In this tutorial, you will discover how to use the "Enumeration" type of variable.
The Enumeration variable
This type of variable allows you to define a set of items, such as a hand in a card game, ingredients in a recipe, or books in a school bag.
This variable can be very useful if in one of your scenarios, learners have to collect different items. This variable will allow you to check which items have been acquired or not.
The aim of this scenario is to compare the enumeration variable with the items to be found. When all the elements are found, the set will be considered complete. It is then that the consequence can take place in the conditional system. In this example, the consequence is the opening of the lock.
- Create and position the elements needed for the tutorial
- Add an enumeration variable
- Define the conditionals that will modify the variable
- Define the consequence of completing the variable
Step 1: Create and position the elements
Let's start by creating and positioning the 4 elements.
Here we use 4 image elements that you can find in the online library of Speedernet Sphere.
Then add another image element. This one has two aspects, an initial aspect (locked) and a secondary aspect (unlocked).
Step 2: Adding and editing the Enumeration variable
To access the variable manager, use the toolbar on the left.
Then add a variable that you can name “Clue” and define its type as "Enumeration".
The next step is to set up the values.
Here the values are: 01, 02, 03 and 04. And no value is active by default (no value is selected).
Step 3: Define the conditionals that will modify the variable
In the scenario mode, create conditionals for the variable “Clue”.
Each click on the objects will add the corresponding value to the variable.
Step 4: Define the consequence of the completion of the variable
When all the clues are added to the variable, it becomes complete. It triggers the consequence: change the aspect of the lock, from closed to open.
To do this, create a new implication as shown in the image below:
Now you can test your scenario!
Don't forget that this tutorial presents one of the use cases of the enumeration variable. You can use this variable for other types of scenarios.

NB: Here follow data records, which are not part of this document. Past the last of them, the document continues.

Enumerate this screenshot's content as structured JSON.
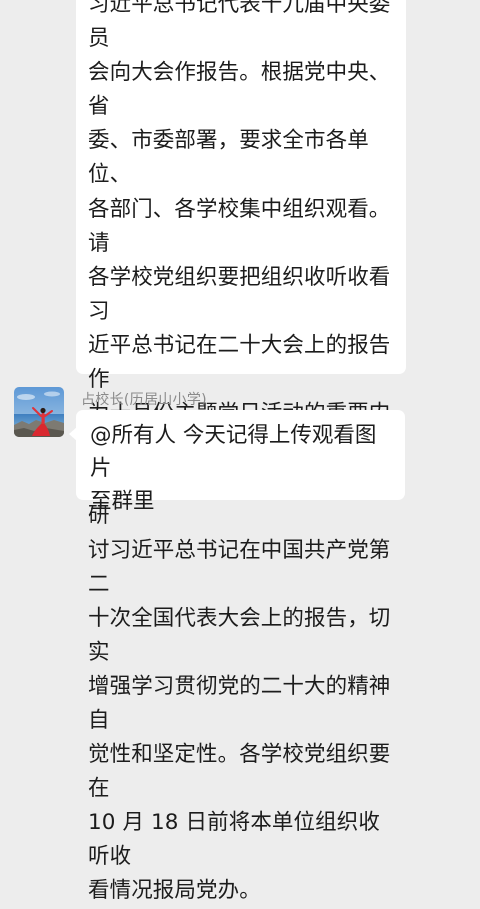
{
  "messages": [
    {
      "text": "习近平总书记代表十九届中央委员\n会向大会作报告。根据党中央、省\n委、市委部署，要求全市各单位、\n各部门、各学校集中组织观看。请\n各学校党组织要把组织收听收看习\n近平总书记在二十大会上的报告作\n为十月份主题党日活动的重要内容，\n组织广大党员干部第一时间学习研\n讨习近平总书记在中国共产党第二\n十次全国代表大会上的报告，切实\n增强学习贯彻党的二十大的精神自\n觉性和坚定性。各学校党组织要在\n10 月 18 日前将本单位组织收听收\n看情况报局党办。"
    },
    {
      "sender": "占校长(历居山小学)",
      "avatar_icon": "user-photo-avatar",
      "text": "@所有人   今天记得上传观看图片\n至群里"
    }
  ],
  "colors": {
    "background": "#ededed",
    "bubble": "#ffffff",
    "sender_name": "#8a8a8a",
    "message_text": "#1c1c1c"
  }
}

Share with us the scenarios you will use with this type of variable and let us know what you think!
See you soon in the next tutorial!
We also invite you to check out the following tutorials: